I think this case highlights the big challenge in branding for charities – how can you maintain a coherent profile in a brand driven world and not be seen as spending donors money extravagantly on what can easily be construed as excessive administrative cost.
As a quick straw poll here’s the first set of tweets I found about this new brand from Twitter:
Cancer Research UK has a new brand that hopes to be ‘warmer, transparent and appreciative’
New logo for Cancer Research UK as part of brand refresh.
It’s interesting how few of these take a negative attitude. I am not sure where the last one is going, it’s so ambivalent it that just damns the whole thing with its feint praise.
The headline figure of £680,000 is such a gift for headline writers who want to give it a quick spin for whatever reason. Cancer Research UK seem to have it under control though, here’s what they say on their site:
“The cost of this work will be more than outweighed by the added income and support we will create by building a stronger brand which is distinct, stands out, and is more engaging.
During this financial year 12/13 we expect to spend £687,000 on refreshing our brand. This cost is less than 0.2% of our annual income budgeted for this period. And over 5 years, we expect this to equate to 0.03% of our projected income. This gives us a lot of confidence that the benefits of undertaking this change will easily outweigh the upfront investment.”
Those figures will be quite eye watering for most uk charities but 0.2% does not sound too bad. Could you get your brand refreshed for 0.2% of your annual income I wonder? I can only guess that for most charities the cost even if it were a fraction of the CRuk budget would represent a much higher proportion of their annual income and would therefore represent a much bigger obstacle. Not that an obstacle necessarily means the exercise is not still worth doing of course.
Interestingly, the re-brand is framed by CRuk as the result of acute dissatisfaction with the old brand. CRuk’s executive director of fundraising and marketing Richard Taylor gave this quote to Civilsociety
“Our volunteers felt that their great work was being let down by the brand. We’re not changing it or dramatically altering it, we just realised that it needed to be refreshed.”
Got a tired brand?
So have you got a tired or incoherent brand and lack the spare cash you might need to sort it out?
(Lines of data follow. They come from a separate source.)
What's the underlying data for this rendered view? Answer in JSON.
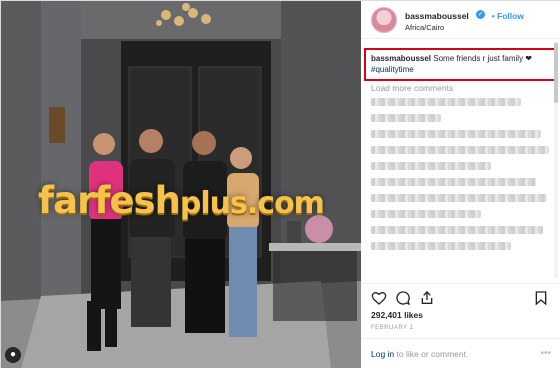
{
  "post": {
    "username": "bassmaboussel",
    "verified_icon": "verified-badge-icon",
    "follow_label": "Follow",
    "location": "Africa/Cairo",
    "caption_user": "bassmaboussel",
    "caption_text": "Some friends r just family ❤",
    "hashtag": "#qualitytime",
    "load_more": "Load more comments",
    "likes": "292,401 likes",
    "date": "FEBRUARY 1",
    "login_link": "Log in",
    "login_rest": " to like or comment."
  },
  "watermark": {
    "main": "farfesh",
    "suffix": "plus.com"
  },
  "icons": [
    "heart-icon",
    "comment-icon",
    "share-icon",
    "bookmark-icon",
    "user-tag-icon"
  ],
  "colors": {
    "accent": "#3897f0",
    "highlight_border": "#d9001b",
    "watermark": "#f6c24a"
  }
}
If you do there are a few things you need to understand before embarking on a refreshment or rebranding programme.
Understand the problem.
Do you really know what is wrong with the existing brand? Have you talked to all the stakeholders to see if there is a consensus about what the current brand lacks and what needs to be projected by a new one? In his article for ukfundraising Kevin Baughen lists some poignant questions that any charity considering a brand refreshment should ask themselves.
· Is your current brand still fit for purpose? Does it directly support what your organisation does day in; day out?
· Has your current brand identity been around for less than 2 years?
· Is there still work to be done to meaningfully engage with all the key target audiences you set out within your last marketing or strategic plan?
· Is the senior person raising the issue relatively new to the organisation?
· Would you still like to improve your brand awareness amongst your target audience?
Understand your own brand
To understand your own brand it may be time to acquire some understanding of how brands work and why they are so ubiquitous, not just commercially but in the 3rd sector too. If you don’t pay attention to branding you are likely to be missing out and not reaching your full potential both in the funds you attract and the work that you do.
This is always going to be a difficult balance for not-for-profit organizations to steer, it is so easy for those not prepared to take the time and trouble to read the whole story to band about firecrackers like the‘£680k’ figure.
So many people think that a brand is little more than a logo and a strapline, the firecracker headlines could easily distract you from what you need to do. Either you can work effectively with that tried and tested brand you already have or it is time to bite the bullet and move your whole charity up a gear with a clearly needed rebrand, but only if you are confident of taking everyone involved in your work (even down to your facebook followers) with you.
A Guardian discussion about charity re-branding on a budget.
Wikepedia definition of rebranding:
Philanthropy Capital article about the principles of branding for charities (Oct. 2009) incuding a case study about the Action for Children rebrand.
Spencer du Bois article on branding for charities: http://www.spencerdubois.co.uk/dubois/files/Value_of_Branding.pdf
Branding from a commercial point of view. Landor’s eight principles of branding article: